The Batman got too much spite

October 7th, 2013

Mark Pellegrini, the guy who runs the TMNT Entity blog, wrote a comparison between the Batman cartoon immediately after the Dini/Timm Batman/Justice League animated cycle and its predecessor, arguing that objective overall superiority of the DC Animated Universe stuff aside and the 1990s series especially, The Batman and its five seasons got short shrift.

now that both the DCAU and The Batman are but memories distanced by years and a multitude of newer cartoons and straight-to-video animated films clogging our DVRs, I think it’d be a good idea to discard the bitterness of the Bat-Embargo and judge The Batman against its holy brethren of the 1990s, Batman: The Animated Series, a bit more objectively.

Okay, so even objectively, Batman: The Animated Series wipes the floor with The Batman; like Hell I’m here to argue that. Instead, I think the safer activity to pursue is determining what aspects of the Caped Crusader’s mythos The Batman actually succeeded over Batman: The Animated Series in adapting and improving upon.

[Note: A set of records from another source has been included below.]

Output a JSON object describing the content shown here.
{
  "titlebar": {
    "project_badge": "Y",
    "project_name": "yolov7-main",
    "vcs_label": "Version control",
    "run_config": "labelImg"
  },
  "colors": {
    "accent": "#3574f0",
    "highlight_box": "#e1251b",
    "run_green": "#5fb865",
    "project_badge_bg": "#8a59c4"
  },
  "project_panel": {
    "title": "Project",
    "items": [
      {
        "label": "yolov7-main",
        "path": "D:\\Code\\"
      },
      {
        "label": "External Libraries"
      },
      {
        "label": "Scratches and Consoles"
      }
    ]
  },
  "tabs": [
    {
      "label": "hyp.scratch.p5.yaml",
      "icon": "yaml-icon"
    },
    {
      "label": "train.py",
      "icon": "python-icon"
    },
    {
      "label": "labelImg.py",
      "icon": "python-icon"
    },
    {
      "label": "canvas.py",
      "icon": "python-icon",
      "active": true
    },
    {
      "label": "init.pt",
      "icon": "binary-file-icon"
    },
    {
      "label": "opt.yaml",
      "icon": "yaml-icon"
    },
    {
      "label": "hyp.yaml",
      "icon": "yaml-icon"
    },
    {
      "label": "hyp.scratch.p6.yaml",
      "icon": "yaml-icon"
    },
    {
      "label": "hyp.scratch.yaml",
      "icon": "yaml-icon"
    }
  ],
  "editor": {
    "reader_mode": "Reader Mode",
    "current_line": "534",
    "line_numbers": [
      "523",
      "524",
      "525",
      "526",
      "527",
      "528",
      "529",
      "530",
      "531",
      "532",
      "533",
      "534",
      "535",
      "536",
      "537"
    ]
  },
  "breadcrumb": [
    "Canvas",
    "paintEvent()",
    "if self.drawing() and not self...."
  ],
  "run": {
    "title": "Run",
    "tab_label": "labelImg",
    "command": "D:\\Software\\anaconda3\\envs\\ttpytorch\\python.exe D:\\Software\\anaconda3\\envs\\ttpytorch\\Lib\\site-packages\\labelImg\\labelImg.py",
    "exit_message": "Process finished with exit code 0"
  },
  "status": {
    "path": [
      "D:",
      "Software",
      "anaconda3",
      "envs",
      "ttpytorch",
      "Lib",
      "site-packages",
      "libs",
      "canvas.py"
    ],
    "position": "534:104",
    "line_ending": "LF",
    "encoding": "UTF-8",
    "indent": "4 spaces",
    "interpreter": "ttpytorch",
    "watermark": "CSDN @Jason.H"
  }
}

It is disturbing how correct he is. There is much to rip on in the first season of The Batman, including but not limited to how many of the characters’ first appearances involve less profitable crime and more the destruction of the city as facet or totality of the evil act.  There is also at least two episodes early on where Gotham City’s fate hinged on unlikely city planning.  In the episode where Killer Croc intends to flood the city that fate literally hinged on a switch that would “flood” or “not flood” the city.  The initial Mr Freeze episode was predicated on the entire metropolitan area having central heating and air systems.

There was also the far more naked use of concepts designed for toys, the Batwave coming to mind immediately.

The article does not mention any of that and it is absolutely correct to do so.  The article exists to extoll virtues of the program, not pound endlessly on what was wrong, which we in the internet and on our couches have certainly done already, far too much yet completely fairly.

So the article touches upon what The Batman did correctly, especially where The New Batman Adventures failed in a comparative place.

That said, I like these paragraphs:

On one hand, it wants to be a gritty and intelligent look at the psychological aspects of Batman’s adventures with daring plots and grim consequences, but then it also wants to be a fun and lighter take on the character where he eats enchiladas, pilots a giant robot and has kung-fu battles with the Penguin. The Batman wanted to be both kinds of shows and while it did strike that necessary balance from time to time, mostly it was a whole lot of nonsense and Greg Weisman phoning it in while waiting for that Spectacular Spider-Man gig to come along.

Perhaps its greatest hurtle during its initial run, though, was just the fact that it was the successor to the DC Animated Universe and that meant it was going to have a lot of guys in their early twenties who were going to hate it simply for existing. The fact that it ran concurrently with the last season of Justice League Unlimited, resulting in the infamous “Bat-Embargo” surely didn’t help (the Bat-Embargo prevented Batman’s supporting characters and villains from appearing in JLU as The Batman had exclusivity rights to them).

In other words, The Batman performed certain bits better because The Animated Series failed.

is this Gundam timeline helpful or accurate?

October 7th, 2013

Does this accurately represent the Gundam “Correct Century” timeline?


I’m not even certain what “Correct Century” means. I watched a good deal of a few shows within the continuity of the original series and some episodes in the continuities that are more fantastical but the graphic seems cut in bad places and my memory is a little rusty after ten years.